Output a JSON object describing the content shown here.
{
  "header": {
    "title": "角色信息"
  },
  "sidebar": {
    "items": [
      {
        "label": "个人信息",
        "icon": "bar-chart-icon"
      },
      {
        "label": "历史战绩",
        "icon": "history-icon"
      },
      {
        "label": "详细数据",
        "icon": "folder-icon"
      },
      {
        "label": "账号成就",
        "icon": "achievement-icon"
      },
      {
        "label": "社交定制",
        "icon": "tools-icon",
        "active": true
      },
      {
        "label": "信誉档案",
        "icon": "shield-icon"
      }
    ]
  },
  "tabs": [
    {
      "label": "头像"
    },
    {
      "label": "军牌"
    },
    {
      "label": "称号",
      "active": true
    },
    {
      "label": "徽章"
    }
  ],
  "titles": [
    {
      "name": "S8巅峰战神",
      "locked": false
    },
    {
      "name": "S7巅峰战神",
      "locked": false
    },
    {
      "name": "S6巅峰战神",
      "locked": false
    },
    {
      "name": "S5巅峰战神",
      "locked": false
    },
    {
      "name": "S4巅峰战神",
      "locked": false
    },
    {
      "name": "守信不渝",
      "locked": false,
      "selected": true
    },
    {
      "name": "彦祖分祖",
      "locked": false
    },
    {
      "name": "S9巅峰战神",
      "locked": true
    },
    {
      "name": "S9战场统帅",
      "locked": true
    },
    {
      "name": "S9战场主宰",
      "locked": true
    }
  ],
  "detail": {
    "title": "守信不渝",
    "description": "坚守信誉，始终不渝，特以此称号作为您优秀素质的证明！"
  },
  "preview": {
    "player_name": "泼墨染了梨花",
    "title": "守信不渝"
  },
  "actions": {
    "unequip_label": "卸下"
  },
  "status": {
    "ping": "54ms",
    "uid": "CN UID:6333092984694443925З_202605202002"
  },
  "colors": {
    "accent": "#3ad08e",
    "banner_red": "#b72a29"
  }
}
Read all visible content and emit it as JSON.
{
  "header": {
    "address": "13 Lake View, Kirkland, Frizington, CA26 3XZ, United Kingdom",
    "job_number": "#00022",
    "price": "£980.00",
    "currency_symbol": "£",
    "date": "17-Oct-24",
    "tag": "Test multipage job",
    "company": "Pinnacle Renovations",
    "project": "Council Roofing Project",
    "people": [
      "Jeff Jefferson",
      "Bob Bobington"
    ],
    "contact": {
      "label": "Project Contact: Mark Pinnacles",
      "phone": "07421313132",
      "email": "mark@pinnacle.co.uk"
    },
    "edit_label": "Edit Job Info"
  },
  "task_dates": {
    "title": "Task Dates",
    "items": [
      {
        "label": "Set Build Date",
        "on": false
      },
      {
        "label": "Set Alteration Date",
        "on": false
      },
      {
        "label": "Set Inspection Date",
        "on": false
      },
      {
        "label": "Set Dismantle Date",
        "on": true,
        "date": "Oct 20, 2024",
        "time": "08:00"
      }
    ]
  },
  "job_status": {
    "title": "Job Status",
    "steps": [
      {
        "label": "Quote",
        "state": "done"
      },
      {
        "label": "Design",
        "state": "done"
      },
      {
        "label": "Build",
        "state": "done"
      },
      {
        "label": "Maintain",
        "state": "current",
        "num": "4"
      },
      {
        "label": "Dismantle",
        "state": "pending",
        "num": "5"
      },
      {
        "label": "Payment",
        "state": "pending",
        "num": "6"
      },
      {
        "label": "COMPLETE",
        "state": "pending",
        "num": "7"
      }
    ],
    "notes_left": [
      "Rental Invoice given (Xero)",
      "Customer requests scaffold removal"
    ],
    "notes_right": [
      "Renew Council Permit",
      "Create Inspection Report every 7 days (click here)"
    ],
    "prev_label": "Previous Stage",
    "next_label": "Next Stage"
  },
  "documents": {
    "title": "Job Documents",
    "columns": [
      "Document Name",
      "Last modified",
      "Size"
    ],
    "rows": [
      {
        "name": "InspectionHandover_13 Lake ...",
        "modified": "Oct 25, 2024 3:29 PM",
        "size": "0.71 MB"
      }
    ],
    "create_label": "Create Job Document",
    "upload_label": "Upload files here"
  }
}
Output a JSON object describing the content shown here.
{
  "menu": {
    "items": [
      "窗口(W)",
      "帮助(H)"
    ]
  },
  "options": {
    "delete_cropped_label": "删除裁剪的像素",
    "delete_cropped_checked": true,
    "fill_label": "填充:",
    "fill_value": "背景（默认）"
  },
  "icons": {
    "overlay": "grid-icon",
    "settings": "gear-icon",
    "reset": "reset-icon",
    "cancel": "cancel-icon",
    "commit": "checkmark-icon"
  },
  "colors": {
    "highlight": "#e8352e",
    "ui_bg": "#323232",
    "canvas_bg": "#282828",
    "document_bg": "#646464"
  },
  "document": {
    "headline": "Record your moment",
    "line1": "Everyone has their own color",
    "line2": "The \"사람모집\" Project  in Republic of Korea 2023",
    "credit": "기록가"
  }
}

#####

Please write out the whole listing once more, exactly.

Output a JSON object describing the content shown here.
{
  "header": {
    "title": "角色信息"
  },
  "sidebar": {
    "items": [
      {
        "label": "个人信息",
        "icon": "bar-chart-icon"
      },
      {
        "label": "历史战绩",
        "icon": "history-icon"
      },
      {
        "label": "详细数据",
        "icon": "folder-icon"
      },
      {
        "label": "账号成就",
        "icon": "achievement-icon"
      },
      {
        "label": "社交定制",
        "icon": "tools-icon",
        "active": true
      },
      {
        "label": "信誉档案",
        "icon": "shield-icon"
      }
    ]
  },
  "tabs": [
    {
      "label": "头像"
    },
    {
      "label": "军牌"
    },
    {
      "label": "称号",
      "active": true
    },
    {
      "label": "徽章"
    }
  ],
  "titles": [
    {
      "name": "S8巅峰战神",
      "locked": false
    },
    {
      "name": "S7巅峰战神",
      "locked": false
    },
    {
      "name": "S6巅峰战神",
      "locked": false
    },
    {
      "name": "S5巅峰战神",
      "locked": false
    },
    {
      "name": "S4巅峰战神",
      "locked": false
    },
    {
      "name": "守信不渝",
      "locked": false,
      "selected": true
    },
    {
      "name": "彦祖分祖",
      "locked": false
    },
    {
      "name": "S9巅峰战神",
      "locked": true
    },
    {
      "name": "S9战场统帅",
      "locked": true
    },
    {
      "name": "S9战场主宰",
      "locked": true
    }
  ],
  "detail": {
    "title": "守信不渝",
    "description": "坚守信誉，始终不渝，特以此称号作为您优秀素质的证明！"
  },
  "preview": {
    "player_name": "泼墨染了梨花",
    "title": "守信不渝"
  },
  "actions": {
    "unequip_label": "卸下"
  },
  "status": {
    "ping": "54ms",
    "uid": "CN UID:6333092984694443925З_202605202002"
  },
  "colors": {
    "accent": "#3ad08e",
    "banner_red": "#b72a29"
  }
}
Read all visible content and emit it as JSON.
{
  "header": {
    "address": "13 Lake View, Kirkland, Frizington, CA26 3XZ, United Kingdom",
    "job_number": "#00022",
    "price": "£980.00",
    "currency_symbol": "£",
    "date": "17-Oct-24",
    "tag": "Test multipage job",
    "company": "Pinnacle Renovations",
    "project": "Council Roofing Project",
    "people": [
      "Jeff Jefferson",
      "Bob Bobington"
    ],
    "contact": {
      "label": "Project Contact: Mark Pinnacles",
      "phone": "07421313132",
      "email": "mark@pinnacle.co.uk"
    },
    "edit_label": "Edit Job Info"
  },
  "task_dates": {
    "title": "Task Dates",
    "items": [
      {
        "label": "Set Build Date",
        "on": false
      },
      {
        "label": "Set Alteration Date",
        "on": false
      },
      {
        "label": "Set Inspection Date",
        "on": false
      },
      {
        "label": "Set Dismantle Date",
        "on": true,
        "date": "Oct 20, 2024",
        "time": "08:00"
      }
    ]
  },
  "job_status": {
    "title": "Job Status",
    "steps": [
      {
        "label": "Quote",
        "state": "done"
      },
      {
        "label": "Design",
        "state": "done"
      },
      {
        "label": "Build",
        "state": "done"
      },
      {
        "label": "Maintain",
        "state": "current",
        "num": "4"
      },
      {
        "label": "Dismantle",
        "state": "pending",
        "num": "5"
      },
      {
        "label": "Payment",
        "state": "pending",
        "num": "6"
      },
      {
        "label": "COMPLETE",
        "state": "pending",
        "num": "7"
      }
    ],
    "notes_left": [
      "Rental Invoice given (Xero)",
      "Customer requests scaffold removal"
    ],
    "notes_right": [
      "Renew Council Permit",
      "Create Inspection Report every 7 days (click here)"
    ],
    "prev_label": "Previous Stage",
    "next_label": "Next Stage"
  },
  "documents": {
    "title": "Job Documents",
    "columns": [
      "Document Name",
      "Last modified",
      "Size"
    ],
    "rows": [
      {
        "name": "InspectionHandover_13 Lake ...",
        "modified": "Oct 25, 2024 3:29 PM",
        "size": "0.71 MB"
      }
    ],
    "create_label": "Create Job Document",
    "upload_label": "Upload files here"
  }
}
Output a JSON object describing the content shown here.
{
  "menu": {
    "items": [
      "窗口(W)",
      "帮助(H)"
    ]
  },
  "options": {
    "delete_cropped_label": "删除裁剪的像素",
    "delete_cropped_checked": true,
    "fill_label": "填充:",
    "fill_value": "背景（默认）"
  },
  "icons": {
    "overlay": "grid-icon",
    "settings": "gear-icon",
    "reset": "reset-icon",
    "cancel": "cancel-icon",
    "commit": "checkmark-icon"
  },
  "colors": {
    "highlight": "#e8352e",
    "ui_bg": "#323232",
    "canvas_bg": "#282828",
    "document_bg": "#646464"
  },
  "document": {
    "headline": "Record your moment",
    "line1": "Everyone has their own color",
    "line2": "The \"사람모집\" Project  in Republic of Korea 2023",
    "credit": "기록가"
  }
}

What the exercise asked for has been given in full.